Pull Requests

For someone to make a change to your repository they must submit a pull request to you.  Basically it's them saying "I have this code I changed in your repository, do you want to add it?" and from there you can look it over and decide if you want to add it or not.  This is done on "staging" branches like a "Development" branch or the like, never on Master.  

To contribute to someone else's project that you aren't added as a contributor for (think of it like a member of that projects dev team) you must fork their repository.  This is, for our purposes, very similar to cloning, but it doesn't allow you to push to their project (cloning is a separate instance of the project on your computer, and the upstream is the main project it was cloned from;  i.e. your pushes can go to the project and change things without your consent, so you can see why you wouldn't want random people able to clone your project).

When we fork their repository we make a copy to our GitHub/BitBucket/GitLab/etc account which we can then clone (because it's our copy now, not the original project) which we can push to all we want.  Once our changes are done and updated, we submit a pull request to the original project.  I have always done this part through the GUI interface on the website of whatever repository you use (i.e. GitHub) though I am sure there is a CLI command to do it.  The owner will look at our pull requests changes, decide if they want them, if they don't want them, or they want them but they want certain changes.  This is the basis of how open source software works.

This article is just scratching the surface on many of these items, but my goal was to provide a solid base of understanding for Git and Version Control.  I hope I have helped your understanding, and if you like how I write and want me to cover something just leave a comment or send me an email.

Thanks for reading and stay tuned for more!

// Corey


Popular posts from this blog

JavaScript Closures: A use case

I recently started working for a small dev agency here, and the first item I was supposed to take over was a data scraping tool.  If you don't know what that is, basically it's going through websites and targeting specific elements and grabbing the data off of them.  How do you do that? Well, you can use something like Puppeteer to run an automated Chromium browser that can carry out tasks such as "navigate to this page" and "click the element with this CSS selector", etc.  In this project we were grabbing XHR responses from the server (if you open your browser dev tools, go to 'network' and click 'XHR' you can see requests and responses, their headers, etc) and then saving the JSON in the responses to our database (a SQL database). Puppeteer has a handy method that places a listener for requests or responses.  So any time the browser receives a response it would fire off a callback.  It was within this callback that I had an async func
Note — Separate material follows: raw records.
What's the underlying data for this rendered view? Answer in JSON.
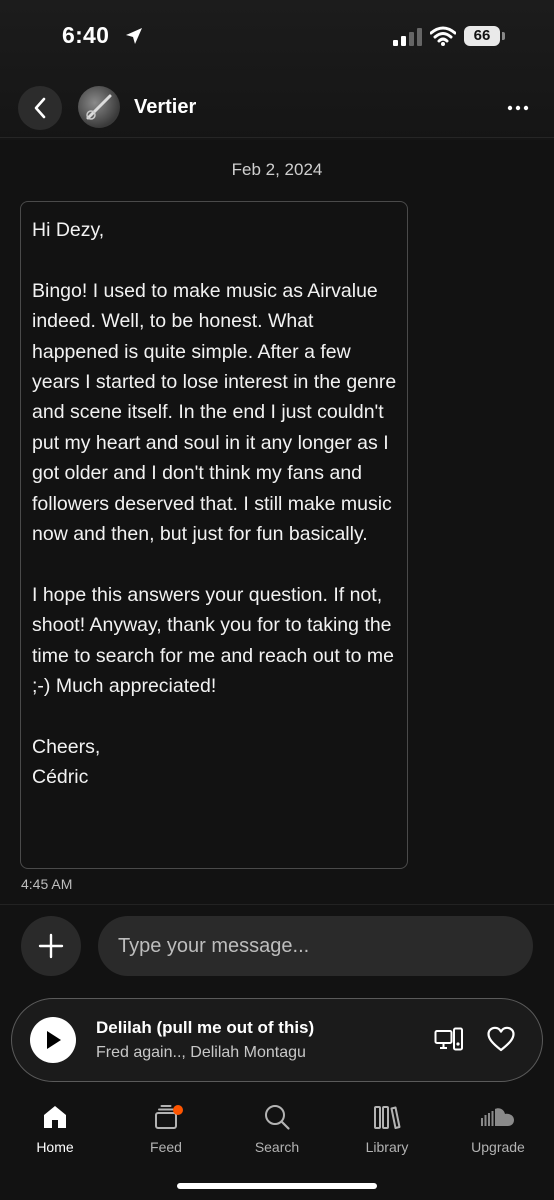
{
  "status_bar": {
    "time": "6:40",
    "battery": "66"
  },
  "header": {
    "title": "Vertier"
  },
  "conversation": {
    "date": "Feb 2, 2024",
    "message": "Hi Dezy,\n\nBingo! I used to make music as Airvalue indeed. Well, to be honest. What happened is quite simple. After a few years I started to lose interest in the genre and scene itself. In the end I just couldn't put my heart and soul in it any longer as I got older and I don't think my fans and followers deserved that. I still make music now and then, but just for fun basically.\n\nI hope this answers your question. If not, shoot! Anyway, thank you for to taking the time to search for me and reach out to me ;-) Much appreciated!\n\nCheers,\nCédric",
    "time": "4:45 AM"
  },
  "composer": {
    "placeholder": "Type your message..."
  },
  "player": {
    "title": "Delilah (pull me out of this)",
    "artist": "Fred again.., Delilah Montagu"
  },
  "tabs": [
    {
      "label": "Home",
      "icon": "home-icon",
      "active": true
    },
    {
      "label": "Feed",
      "icon": "feed-icon",
      "badge": true
    },
    {
      "label": "Search",
      "icon": "search-icon"
    },
    {
      "label": "Library",
      "icon": "library-icon"
    },
    {
      "label": "Upgrade",
      "icon": "soundcloud-icon"
    }
  ],
  "colors": {
    "background": "#121212",
    "badge": "#ff5500",
    "surface": "#2a2a2a"
  }
}
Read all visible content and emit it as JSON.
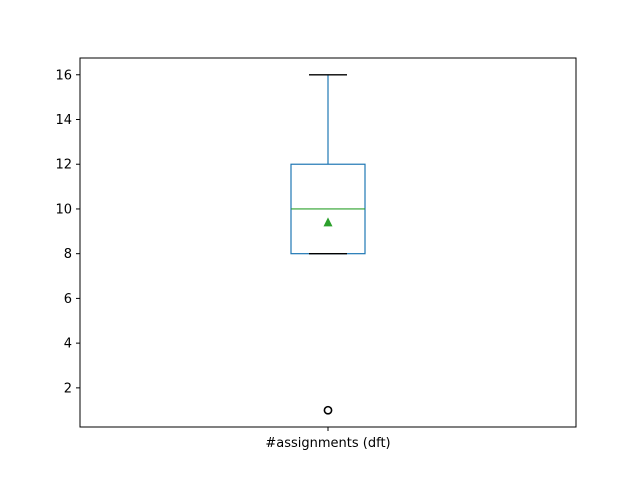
{
  "chart_data": {
    "type": "box",
    "categories": [
      "#assignments (dft)"
    ],
    "boxes": [
      {
        "label": "#assignments (dft)",
        "whisker_low": 8,
        "q1": 8,
        "median": 10,
        "q3": 12,
        "whisker_high": 16,
        "mean": 9.4,
        "outliers": [
          1
        ]
      }
    ],
    "yticks": [
      2,
      4,
      6,
      8,
      10,
      12,
      14,
      16
    ],
    "ylim": [
      0.25,
      16.75
    ],
    "grid": false,
    "colors": {
      "box": "#1f77b4",
      "median": "#2ca02c",
      "mean_marker": "#2ca02c",
      "caps": "#000000",
      "outlier": "#000000",
      "axes": "#000000"
    }
  }
}
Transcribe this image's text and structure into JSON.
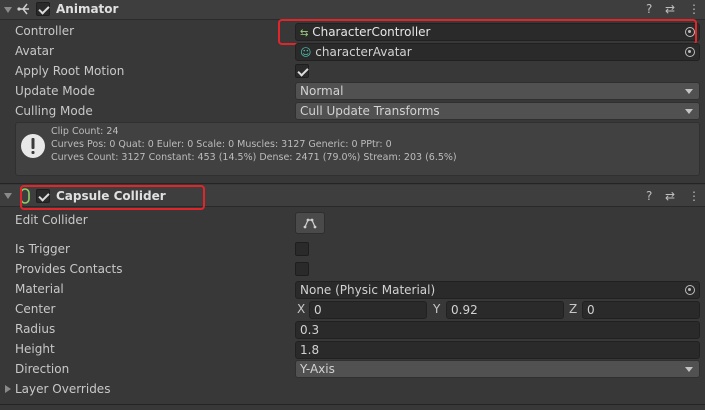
{
  "animator": {
    "title": "Animator",
    "enabled": true,
    "controller_label": "Controller",
    "controller_value": "CharacterController",
    "avatar_label": "Avatar",
    "avatar_value": "characterAvatar",
    "apply_root_motion_label": "Apply Root Motion",
    "apply_root_motion": true,
    "update_mode_label": "Update Mode",
    "update_mode_value": "Normal",
    "culling_mode_label": "Culling Mode",
    "culling_mode_value": "Cull Update Transforms",
    "info": {
      "line1": "Clip Count: 24",
      "line2": "Curves Pos: 0 Quat: 0 Euler: 0 Scale: 0 Muscles: 3127 Generic: 0 PPtr: 0",
      "line3": "Curves Count: 3127 Constant: 453 (14.5%) Dense: 2471 (79.0%) Stream: 203 (6.5%)"
    }
  },
  "capsule": {
    "title": "Capsule Collider",
    "enabled": true,
    "edit_collider_label": "Edit Collider",
    "is_trigger_label": "Is Trigger",
    "is_trigger": false,
    "provides_contacts_label": "Provides Contacts",
    "provides_contacts": false,
    "material_label": "Material",
    "material_value": "None (Physic Material)",
    "center_label": "Center",
    "center": {
      "x_label": "X",
      "x": "0",
      "y_label": "Y",
      "y": "0.92",
      "z_label": "Z",
      "z": "0"
    },
    "radius_label": "Radius",
    "radius": "0.3",
    "height_label": "Height",
    "height": "1.8",
    "direction_label": "Direction",
    "direction_value": "Y-Axis",
    "layer_overrides_label": "Layer Overrides"
  },
  "header_icons": {
    "help": "?",
    "presets": "⇄",
    "menu": "⋮"
  },
  "colors": {
    "highlight_box": "#e0262a",
    "panel_bg": "#383838",
    "header_bg": "#3e3e3e"
  }
}
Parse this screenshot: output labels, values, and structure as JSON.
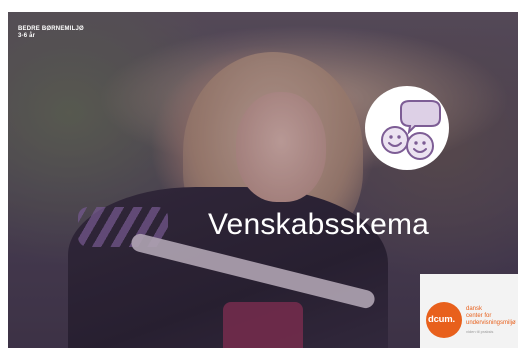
{
  "brand": {
    "line1": "BEDRE BØRNEMILJØ",
    "line2": "3-6 år"
  },
  "title": "Venskabsskema",
  "badge_icon": "friends-chat-icon",
  "logo": {
    "mark": "dcum.",
    "line1": "dansk",
    "line2": "center for",
    "line3": "undervisningsmiljø",
    "tagline": "viden til praksis"
  },
  "colors": {
    "overlay": "#462d55",
    "accent_purple": "#8a6aa8",
    "logo_orange": "#e8601c"
  }
}
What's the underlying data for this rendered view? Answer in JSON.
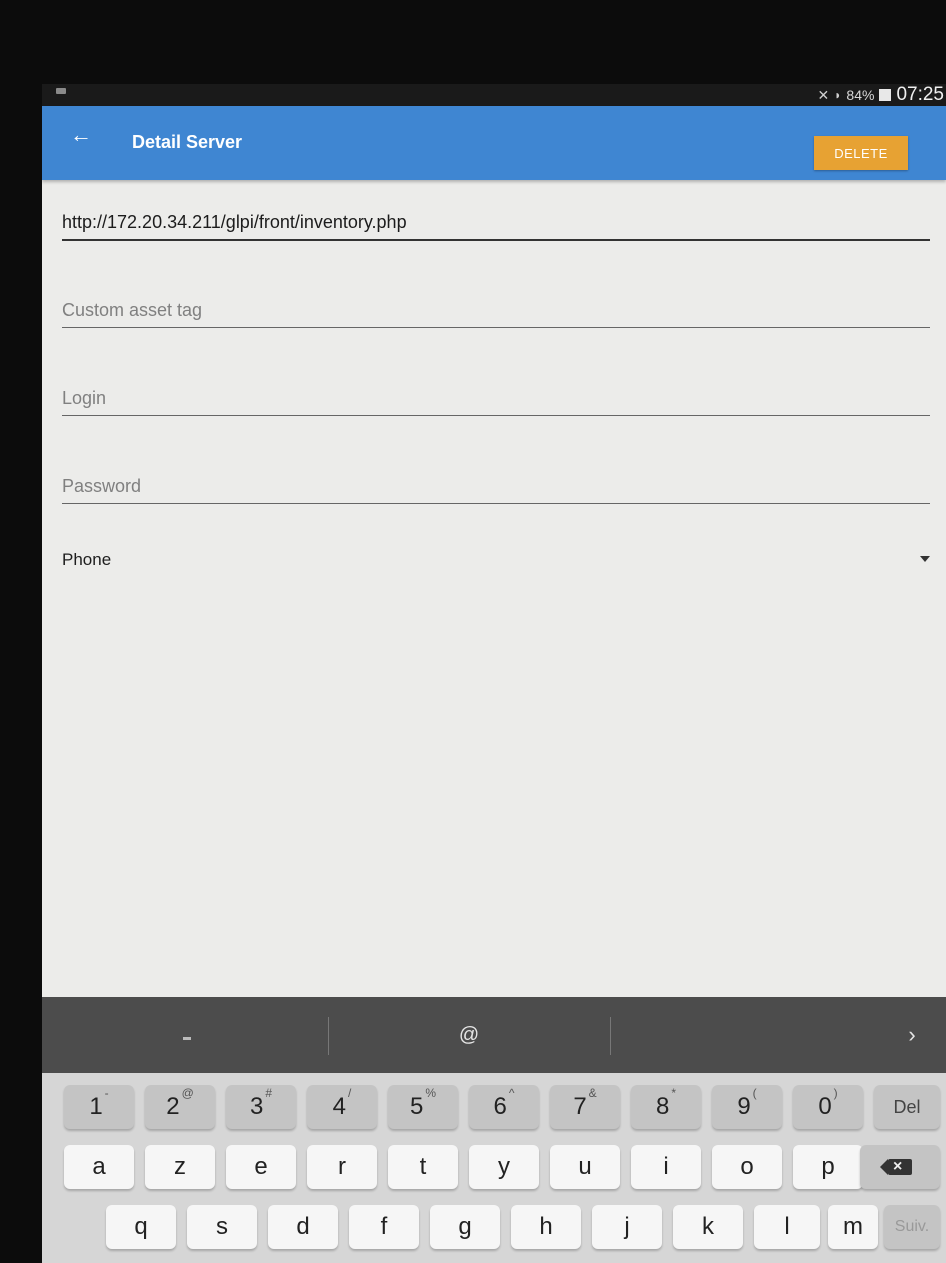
{
  "status_bar": {
    "battery": "84%",
    "time": "07:25",
    "icons": [
      "mute-icon",
      "wifi-icon",
      "battery-icon"
    ]
  },
  "toolbar": {
    "back_icon": "arrow-left-icon",
    "title": "Detail Server",
    "delete_label": "DELETE",
    "color": "#3f86d2",
    "delete_color": "#e7a233"
  },
  "form": {
    "url_value": "http://172.20.34.211/glpi/front/inventory.php",
    "tag_placeholder": "Custom asset tag",
    "login_placeholder": "Login",
    "password_placeholder": "Password",
    "device_type": "Phone"
  },
  "keyboard": {
    "suggestions": [
      "-",
      "@",
      "'"
    ],
    "row1": [
      {
        "key": "1",
        "alt": "-"
      },
      {
        "key": "2",
        "alt": "@"
      },
      {
        "key": "3",
        "alt": "#"
      },
      {
        "key": "4",
        "alt": "/"
      },
      {
        "key": "5",
        "alt": "%"
      },
      {
        "key": "6",
        "alt": "^"
      },
      {
        "key": "7",
        "alt": "&"
      },
      {
        "key": "8",
        "alt": "*"
      },
      {
        "key": "9",
        "alt": "("
      },
      {
        "key": "0",
        "alt": ")"
      }
    ],
    "del_label": "Del",
    "row2": [
      "a",
      "z",
      "e",
      "r",
      "t",
      "y",
      "u",
      "i",
      "o",
      "p"
    ],
    "row3": [
      "q",
      "s",
      "d",
      "f",
      "g",
      "h",
      "j",
      "k",
      "l",
      "m"
    ],
    "next_label": "Suiv."
  }
}
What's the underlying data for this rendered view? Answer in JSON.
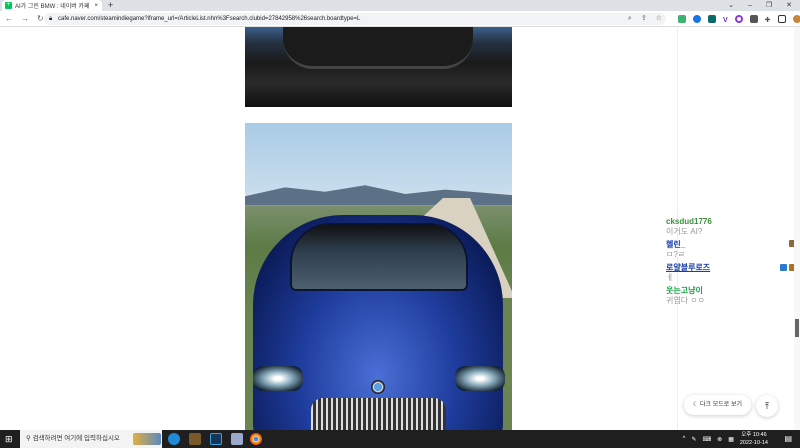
{
  "browser": {
    "tab_title": "AI가 그린 BMW : 네이버 카페",
    "url": "cafe.naver.com/steamindiegame?iframe_url=/ArticleList.nhn%3Fsearch.clubid=27842958%26search.boardtype=L"
  },
  "comments": [
    {
      "name": "cksdud1776",
      "message": "이거도 AI?",
      "color": "#3c8c3c"
    },
    {
      "name": "헬린_",
      "message": "ㅁ?ㄹ",
      "color": "#1a3ea6"
    },
    {
      "name": "로얄블루로즈",
      "message": "ㅔ",
      "color": "#1a3ea6"
    },
    {
      "name": "웃는고냥이",
      "message": "귀엽다 ㅇㅇ",
      "color": "#1aa34a"
    }
  ],
  "buttons": {
    "dark_mode": "다크 모드로 보기",
    "scroll_top": "⤒"
  },
  "taskbar": {
    "search_placeholder": "검색하려면 여기에 입력하십시오",
    "time": "오후 10:46",
    "date": "2022-10-14"
  }
}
What the hell is automated testing?

I was recently contacted by a recruiter wanting to submit for a position that specifically asked about my experience with Automated Testing ™.  Also if (read: when) I place something in Bold Italics  with a  ™ after I am being extremely sarcastic. I feel like automated testing is one of those things that is built up to be much more than it actually is.  It conjures images (at least in me) of the above; or a robot in lab automatically testing things, or  perhaps an AI system that just knows what to do. Well it turns out that automated testing is just a test or group of tests that you write once and then call whenever the tests are needed. What is a test? I'm so glad you asked!!  A test is just a bit of code that checks your other code.  But what the hell does that really mean? Say I have a function, it takes arguments, and returns a value (I know, sometimes I get  wild ): Now we want to test this function, so we'd write a test: Essentially we just wrote a second